Approaching Neva's North ridge
A close look at the ridge. The dark-ish triangle is actually a very thin notch with some fun 4th/5th class climbing
Looking back from the summit.
Next up was a generally class 2 grunt up Mt. Jasper, the gentle giant albeit it comes short of even 13k'. I've also found various different recorded elevations for the mountains, but a smidge under 13k' feels about right. I sat around on Jasper for probably 30 to 40 minutes. I hadn't seen anyone in almost 2 hours, so I played some music and laid out on a rock and enjoyed my Nutella-dilla. The Southwestern slopes of Mt. Jasper were totally surreal, attacking the steep downhill in knee deep wildflowers is something I'm sure to remember.
A simply phenomenal selfie looking back towards Boulder. A real Boulderite woud be able to identify Green and Bear!
Looking back to Neva.
The few high points provided a trip down memory lane when I tried this last year and turned around due to dehydration/fatigue. One thing I did remember was not to shortcut down to Devil's Thumb Lake - last time it was an infuriating 30 minute willow-whacking profanity inducer which left me even more exhausted and dehydrated. Still, the familiar territory was nice after the airy and adventurous ridgeline. Missed the Diamond Lake trail turnoff and ended up having ton run all the way down to Hessie and start jogging up (ugh) to 4th of July until I was able to hitch a ride. I probably was stopped for 2 hours, considering my solo-party on Jasper, route finding gawking on Neva, and general nature enjoyment stops. Always good to get peaks that you can see from Boulder. Still remaining are James, Audubon, Apache, Navajo, Toll, Paiute, Pawnee, Iroquois, Eldorado, Niwot Ridge, Old Baldy, Meeker, Pagoda, Storm, Lady Washington, Skyscraper, I started typing that thinking there weren't many left and now I've realized I've got a ton of untouched territory; which is both intimidating and encouraging. Nutrition and energy were awesome today. I brought 5 gels, two nutelladillas, 40oz of Tailwind and a cliff-bar. Turns out having calories in you is super helpful when you have to burn them.

Some awesome days in the hills lately. I think I've found my favorite type of route: class 3/4 up with a downhill that you can fly down. Simply put, I sought after things that excited me more than stats that excited me. What then happened is I did so much that excited me that I got stats that excited me.

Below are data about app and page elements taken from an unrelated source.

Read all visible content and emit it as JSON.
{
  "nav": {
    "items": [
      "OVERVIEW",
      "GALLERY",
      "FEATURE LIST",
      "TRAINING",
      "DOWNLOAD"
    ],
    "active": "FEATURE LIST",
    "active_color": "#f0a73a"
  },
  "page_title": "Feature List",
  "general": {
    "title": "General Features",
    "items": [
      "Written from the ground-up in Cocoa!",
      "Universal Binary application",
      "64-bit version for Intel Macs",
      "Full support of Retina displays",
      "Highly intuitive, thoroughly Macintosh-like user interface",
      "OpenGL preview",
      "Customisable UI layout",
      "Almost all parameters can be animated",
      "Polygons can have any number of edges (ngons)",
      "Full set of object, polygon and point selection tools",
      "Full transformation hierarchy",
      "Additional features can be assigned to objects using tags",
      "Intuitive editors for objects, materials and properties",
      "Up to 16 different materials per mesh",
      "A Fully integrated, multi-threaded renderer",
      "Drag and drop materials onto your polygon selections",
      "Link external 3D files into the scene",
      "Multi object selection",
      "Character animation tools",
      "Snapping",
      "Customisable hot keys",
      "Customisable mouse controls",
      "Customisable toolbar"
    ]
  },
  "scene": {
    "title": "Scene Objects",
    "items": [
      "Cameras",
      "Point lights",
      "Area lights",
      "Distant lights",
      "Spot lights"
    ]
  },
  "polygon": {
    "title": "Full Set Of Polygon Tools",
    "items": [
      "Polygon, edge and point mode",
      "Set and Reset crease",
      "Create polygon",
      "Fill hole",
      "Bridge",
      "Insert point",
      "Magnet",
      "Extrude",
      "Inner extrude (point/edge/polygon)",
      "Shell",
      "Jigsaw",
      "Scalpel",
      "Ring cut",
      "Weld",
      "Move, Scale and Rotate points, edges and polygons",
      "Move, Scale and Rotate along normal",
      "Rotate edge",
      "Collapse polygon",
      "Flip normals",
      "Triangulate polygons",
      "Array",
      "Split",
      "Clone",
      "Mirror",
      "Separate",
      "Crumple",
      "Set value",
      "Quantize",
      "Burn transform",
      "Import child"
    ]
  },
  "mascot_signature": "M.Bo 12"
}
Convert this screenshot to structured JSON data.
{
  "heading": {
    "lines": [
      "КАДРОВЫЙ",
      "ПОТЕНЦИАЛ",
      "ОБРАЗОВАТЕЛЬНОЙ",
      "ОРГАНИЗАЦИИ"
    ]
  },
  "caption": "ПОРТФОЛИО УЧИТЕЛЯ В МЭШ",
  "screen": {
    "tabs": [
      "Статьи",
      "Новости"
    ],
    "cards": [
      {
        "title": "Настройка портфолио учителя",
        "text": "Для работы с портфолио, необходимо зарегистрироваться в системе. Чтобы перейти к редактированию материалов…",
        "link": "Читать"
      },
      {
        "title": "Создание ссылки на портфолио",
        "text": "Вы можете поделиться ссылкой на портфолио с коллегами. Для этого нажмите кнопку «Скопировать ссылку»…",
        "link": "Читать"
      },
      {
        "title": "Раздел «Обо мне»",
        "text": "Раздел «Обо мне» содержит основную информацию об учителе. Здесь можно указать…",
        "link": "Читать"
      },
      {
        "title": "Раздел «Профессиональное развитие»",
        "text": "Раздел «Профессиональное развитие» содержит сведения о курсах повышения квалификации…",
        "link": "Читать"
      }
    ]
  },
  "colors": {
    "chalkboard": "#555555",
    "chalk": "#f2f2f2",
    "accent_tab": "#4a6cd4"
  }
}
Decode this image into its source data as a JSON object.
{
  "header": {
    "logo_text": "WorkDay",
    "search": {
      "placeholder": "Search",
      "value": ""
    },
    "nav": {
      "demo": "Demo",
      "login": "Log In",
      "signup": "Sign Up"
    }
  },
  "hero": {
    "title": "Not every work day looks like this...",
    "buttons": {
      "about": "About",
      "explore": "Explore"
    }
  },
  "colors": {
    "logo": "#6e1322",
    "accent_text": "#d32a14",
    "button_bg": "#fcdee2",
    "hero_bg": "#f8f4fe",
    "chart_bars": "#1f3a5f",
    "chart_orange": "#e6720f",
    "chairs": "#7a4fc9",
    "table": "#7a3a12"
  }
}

Week Totals (not including Arapaho traverse last week):
Miles: 49
Vertical: 16,996'    .....YES!
Time: 18:55

I suppose the miles don't correlate with the vert/time. Yeah I'm slow, what of it?


  1. Solid weak and excellent job getting up at 430, but try an hour earlier to be on my schedule lol. Awesome that you went step for step with some Hardrock finishers, that's a real confidence booster.

    1. I actually had to get up at 3 the day after this was posted. It was miserable and I will no be doing it again! But I can see the appeal if you can tolerate the initial 10 minutes of pain peeling yourself out of bed.